As a minimum, look to find some ‘unwind time’ in every day, and, where required, supplement with targeted nutrition.
Getting to know the root cause of your hair concern is also advisable. Each hair concern has its unique set of causes and accelerators, and therefore treatments.
Always work with a healthcare practitioner to identify the cause of any hair health challenges, obtaining personalised advice to help you overcome them.
Addressing the root cause as opposed to just the symptoms will help treat the challenge longer-term.
Given that hormonal issues are systemic in nature, the most effective treatments are internal.
In terms of supplements, consulting with a naturopath, hair nutritionist or trichologist and using high quality Australian-made supplements can help you manage your condition.
Androgenic alopecia is addressed by some using drugs which block the production of DHT, however because of the important role that DHT plays in our broader health, these treatments can have very unpleasant side effects.
There are some herbal medicines which also block DHT, including African cherry (Pygeum) and Pumpkin seed oil. These are gentler in action than conventional drugs which may be a better fit for some, and can be used by either men or women.
Apotecari’s intensive hair growth and repair supplement MANE EVENT is an option too, formulated to improve hair follicle proliferation.
Treatments for oestrogen deficiency can take the form of conventional hormone replacement therapy (HRT), certain types of oral contraceptive pills, or more gentle herbal medicines including black cohosh, red clover, chaste tree, dong quai, liquorice, hops and evening primrose oil. Certain foods contain phytoestrogens – these are a weaker version of the oestrogen that the body naturally produces, however have a similar (gentler) effect. Foods that are high in phytoestrogens include:
- sunflower seed
- split peas
- mung beans
- oats and barley
Apotecari’s supplement HAIR FOOD is rich in plant-based proteins (sunflower seed, pea and brown rice), vegan collagen and native Australian superfoods.

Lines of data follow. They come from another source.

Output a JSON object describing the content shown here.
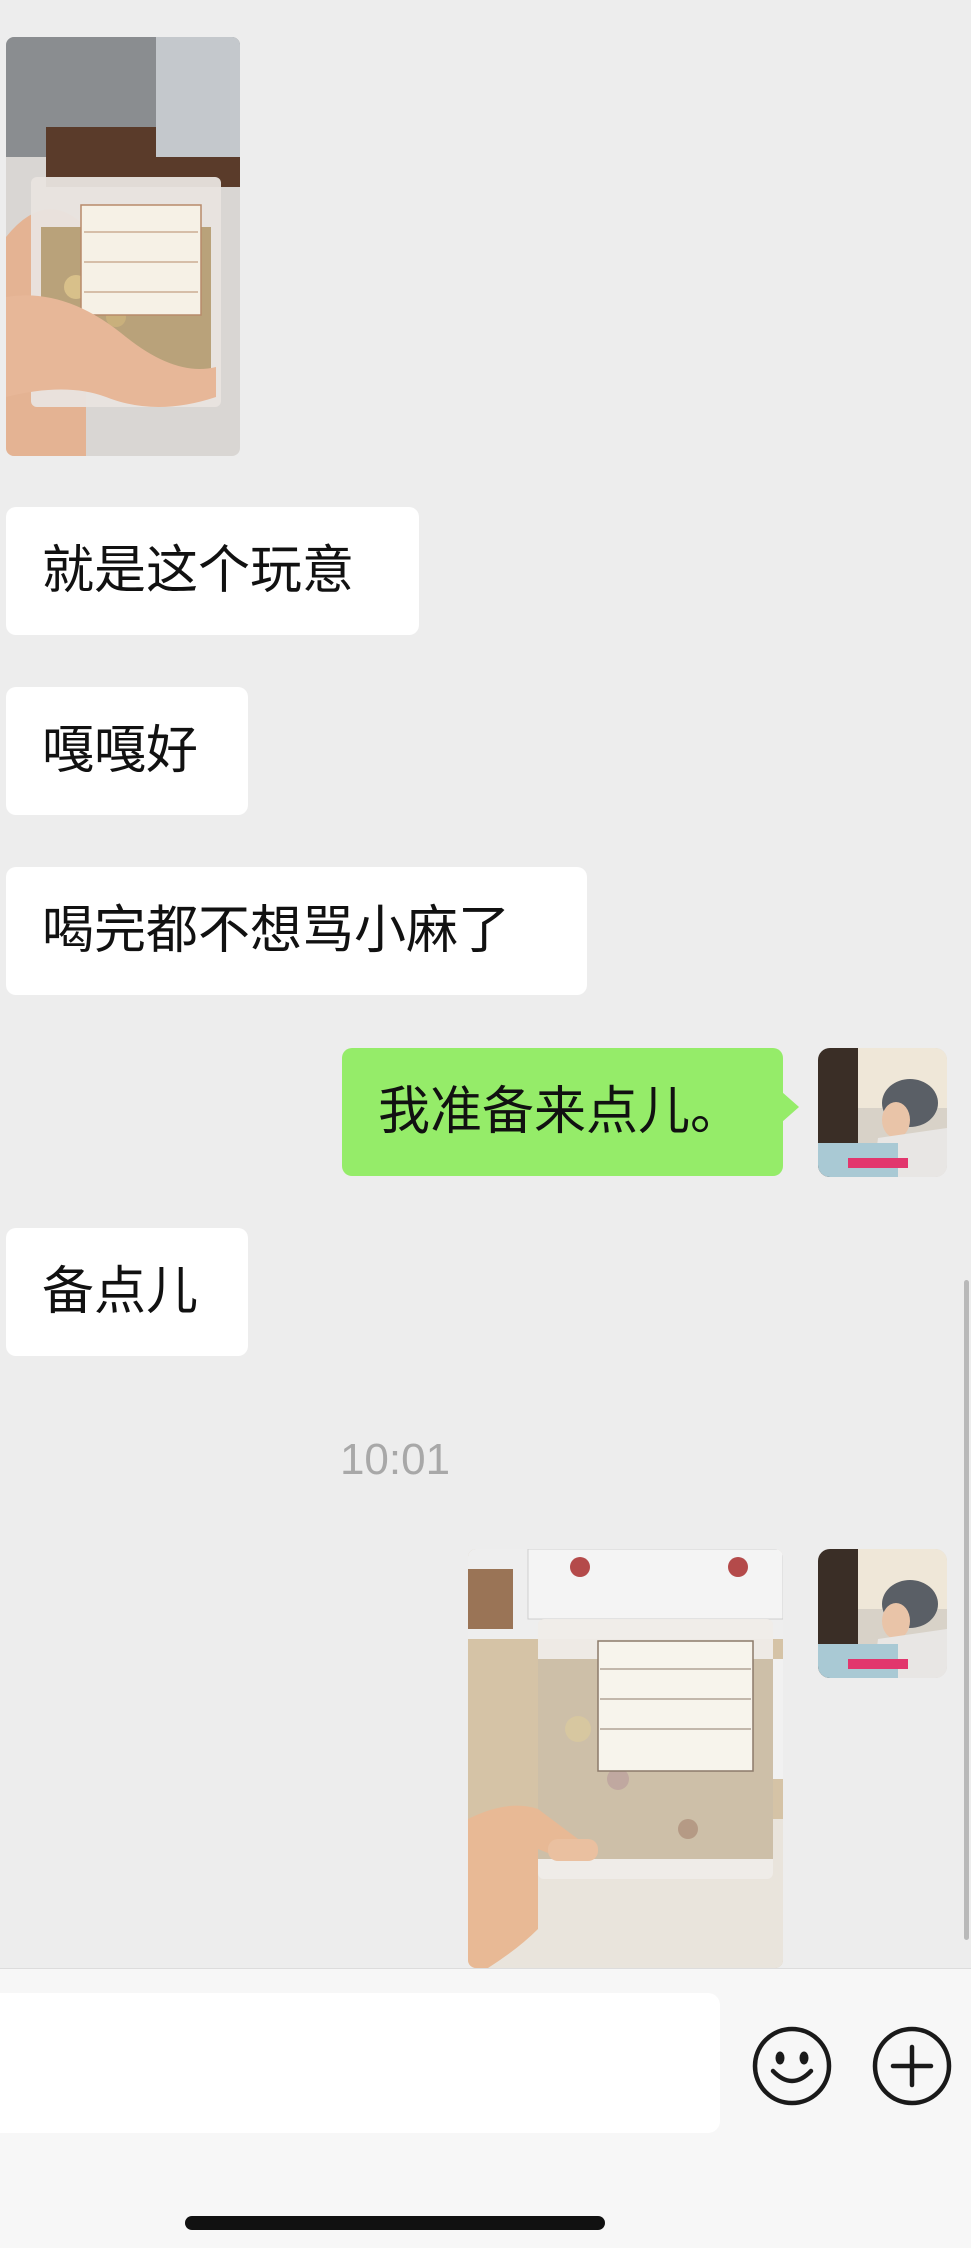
{
  "messages": [
    {
      "side": "in",
      "type": "image",
      "description": "photo of herbal tea pack"
    },
    {
      "side": "in",
      "type": "text",
      "text": "就是这个玩意"
    },
    {
      "side": "in",
      "type": "text",
      "text": "嘎嘎好"
    },
    {
      "side": "in",
      "type": "text",
      "text": "喝完都不想骂小麻了"
    },
    {
      "side": "out",
      "type": "text",
      "text": "我准备来点儿。"
    },
    {
      "side": "in",
      "type": "text",
      "text": "备点儿"
    },
    {
      "side": "out",
      "type": "image",
      "description": "photo of herbal tea pack"
    }
  ],
  "timestamp": "10:01",
  "input": {
    "placeholder": ""
  },
  "icons": {
    "emoji": "emoji-icon",
    "more": "plus-circle-icon"
  },
  "colors": {
    "background": "#ededed",
    "bubble_out": "#95ec69",
    "bubble_in": "#ffffff"
  }
}
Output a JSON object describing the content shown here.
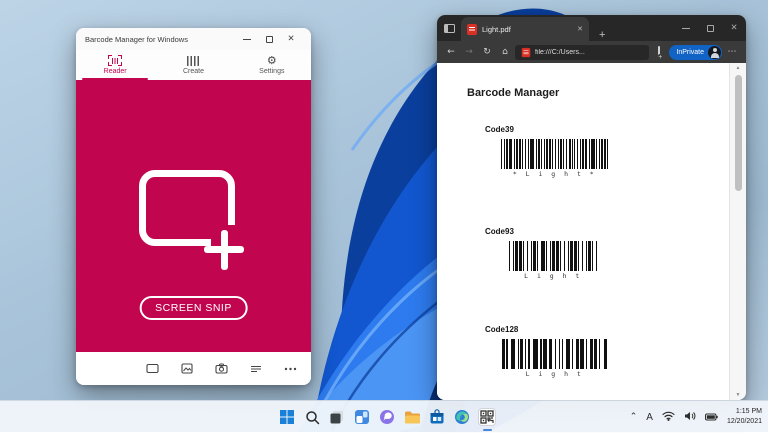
{
  "app_window": {
    "title": "Barcode Manager for Windows",
    "controls": {
      "minimize": "minimize",
      "maximize": "maximize",
      "close": "✕"
    },
    "accent_color": "#c1054f",
    "tabs": [
      {
        "label": "Reader",
        "icon": "barcode-scan-icon",
        "active": true
      },
      {
        "label": "Create",
        "icon": "barcode-icon",
        "active": false
      },
      {
        "label": "Settings",
        "icon": "gear-icon",
        "active": false
      }
    ],
    "snip_button_label": "SCREEN SNIP",
    "toolbar_icons": [
      "screen-snip-icon",
      "image-file-icon",
      "camera-icon",
      "history-list-icon",
      "more-icon"
    ]
  },
  "browser": {
    "tab_title": "Light.pdf",
    "tab_close": "✕",
    "new_tab": "+",
    "nav": {
      "back": "←",
      "forward": "→",
      "refresh": "↻",
      "home": "⌂",
      "more": "⋯"
    },
    "address": "file:///C:/Users...",
    "inprivate_label": "InPrivate",
    "controls": {
      "close": "✕"
    },
    "pdf": {
      "heading": "Barcode Manager",
      "barcodes": [
        {
          "type": "Code39",
          "text": "* L i g h t *",
          "pattern": "1211212112112121121211212211211211212122121121121221121212112122112121121121211"
        },
        {
          "type": "Code93",
          "text": "L i g h t",
          "pattern": "1211212112121121123112112121121211212112121121121"
        },
        {
          "type": "Code128",
          "text": "L i g h t",
          "pattern": "211232112111223211312212111231122131122121132"
        }
      ],
      "scroll_up": "▲",
      "scroll_down": "▼"
    }
  },
  "taskbar": {
    "items": [
      "start",
      "search",
      "task-view",
      "widgets",
      "chat",
      "file-explorer",
      "store",
      "edge",
      "barcode-manager"
    ],
    "active_item": "barcode-manager",
    "tray": {
      "chevron": "⌃",
      "ime": "A",
      "icons": [
        "wifi-icon",
        "volume-icon",
        "battery-icon"
      ]
    },
    "time": "1:15 PM",
    "date": "12/20/2021"
  },
  "colors": {
    "bloom_blue": "#1257d0",
    "taskbar_bg": "#f1f6fb",
    "edge_dark": "#272727",
    "inprivate_blue": "#1263c6"
  }
}
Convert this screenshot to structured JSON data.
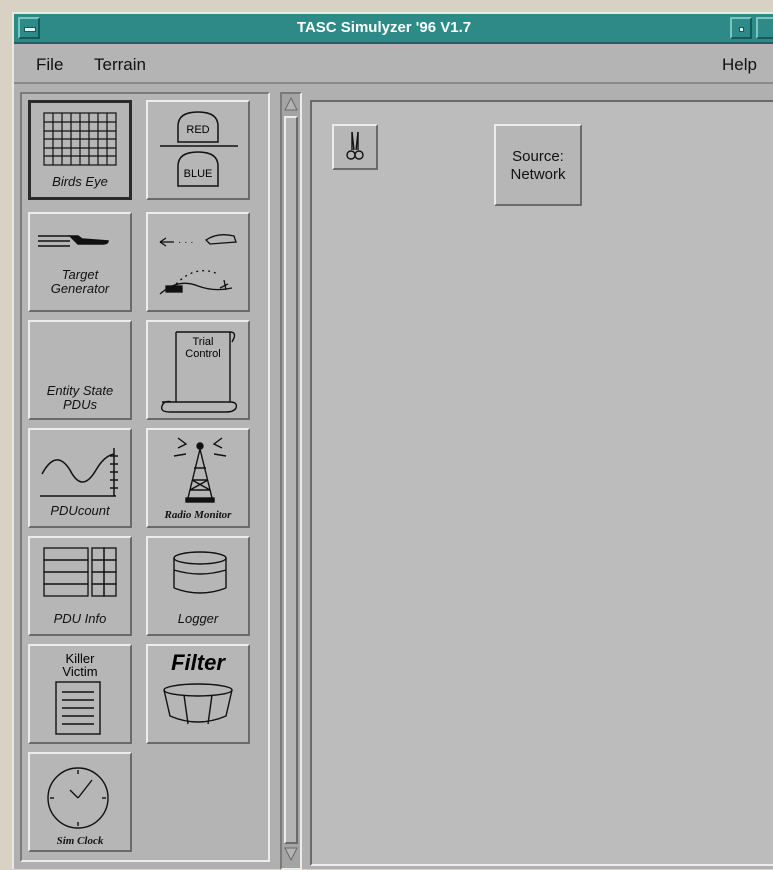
{
  "window": {
    "title": "TASC Simulyzer '96 V1.7"
  },
  "menu": {
    "file": "File",
    "terrain": "Terrain",
    "help": "Help"
  },
  "tools": {
    "birds_eye": "Birds Eye",
    "red_label": "RED",
    "blue_label": "BLUE",
    "target_gen_line1": "Target",
    "target_gen_line2": "Generator",
    "entity_state_line1": "Entity State",
    "entity_state_line2": "PDUs",
    "trial_control_line1": "Trial",
    "trial_control_line2": "Control",
    "pdu_count": "PDUcount",
    "radio_monitor": "Radio Monitor",
    "pdu_info": "PDU Info",
    "logger": "Logger",
    "killer_victim_line1": "Killer",
    "killer_victim_line2": "Victim",
    "filter": "Filter",
    "sim_clock": "Sim Clock"
  },
  "canvas": {
    "source_line1": "Source:",
    "source_line2": "Network"
  },
  "colors": {
    "titlebar": "#2d8a87",
    "panel": "#b4b4b4",
    "background": "#d9d2c4"
  }
}
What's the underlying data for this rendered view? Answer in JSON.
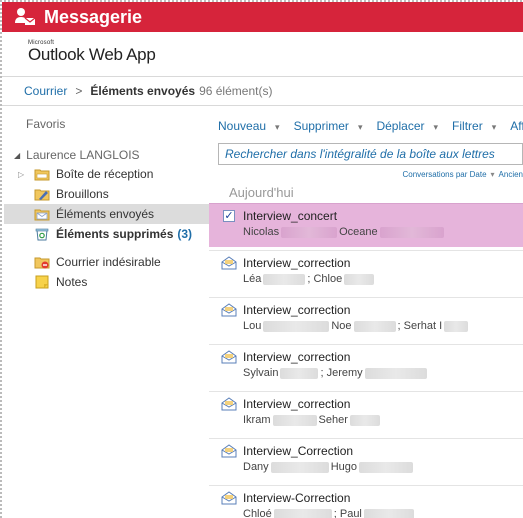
{
  "app": {
    "title": "Messagerie"
  },
  "brand": {
    "microsoft": "Microsoft",
    "product": "Outlook Web App"
  },
  "breadcrumb": {
    "root": "Courrier",
    "separator": ">",
    "current": "Éléments envoyés",
    "count": "96 élément(s)"
  },
  "nav": {
    "favoris": "Favoris",
    "account": "Laurence LANGLOIS",
    "folders": [
      {
        "label": "Boîte de réception",
        "icon": "inbox-folder-icon"
      },
      {
        "label": "Brouillons",
        "icon": "drafts-icon"
      },
      {
        "label": "Éléments envoyés",
        "icon": "sent-items-icon"
      },
      {
        "label": "Éléments supprimés",
        "count": "(3)",
        "icon": "recycle-bin-icon"
      },
      {
        "label": "Courrier indésirable",
        "icon": "junk-mail-icon"
      },
      {
        "label": "Notes",
        "icon": "notes-icon"
      }
    ]
  },
  "toolbar": {
    "new": "Nouveau",
    "delete": "Supprimer",
    "move": "Déplacer",
    "filter": "Filtrer",
    "more": "Aff"
  },
  "search": {
    "placeholder": "Rechercher dans l'intégralité de la boîte aux lettres"
  },
  "sort": {
    "conversations": "Conversations par Date",
    "order": "Ancien"
  },
  "list": {
    "group": "Aujourd'hui",
    "messages": [
      {
        "subject": "Interview_concert",
        "from": [
          "Nicolas",
          "Oceane"
        ]
      },
      {
        "subject": "Interview_correction",
        "from": [
          "Léa",
          "; Chloe"
        ]
      },
      {
        "subject": "Interview_correction",
        "from": [
          "Lou",
          "Noe",
          "; Serhat I"
        ]
      },
      {
        "subject": "Interview_correction",
        "from": [
          "Sylvain",
          "; Jeremy"
        ]
      },
      {
        "subject": "Interview_correction",
        "from": [
          "Ikram",
          "Seher"
        ]
      },
      {
        "subject": "Interview_Correction",
        "from": [
          "Dany",
          "Hugo"
        ]
      },
      {
        "subject": "Interview-Correction",
        "from": [
          "Chloé",
          "; Paul"
        ]
      }
    ]
  },
  "colors": {
    "topbar": "#d6243b",
    "selected_row": "#e6b4db",
    "link": "#1f6ea8"
  }
}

It can be added to chilled coconut water or plant-based milk for a dose of targeted nutrition for the scalp and strands, that feeds the follicles and strengthens and thickens the hair. It’s also pomegranate and berry flavoured.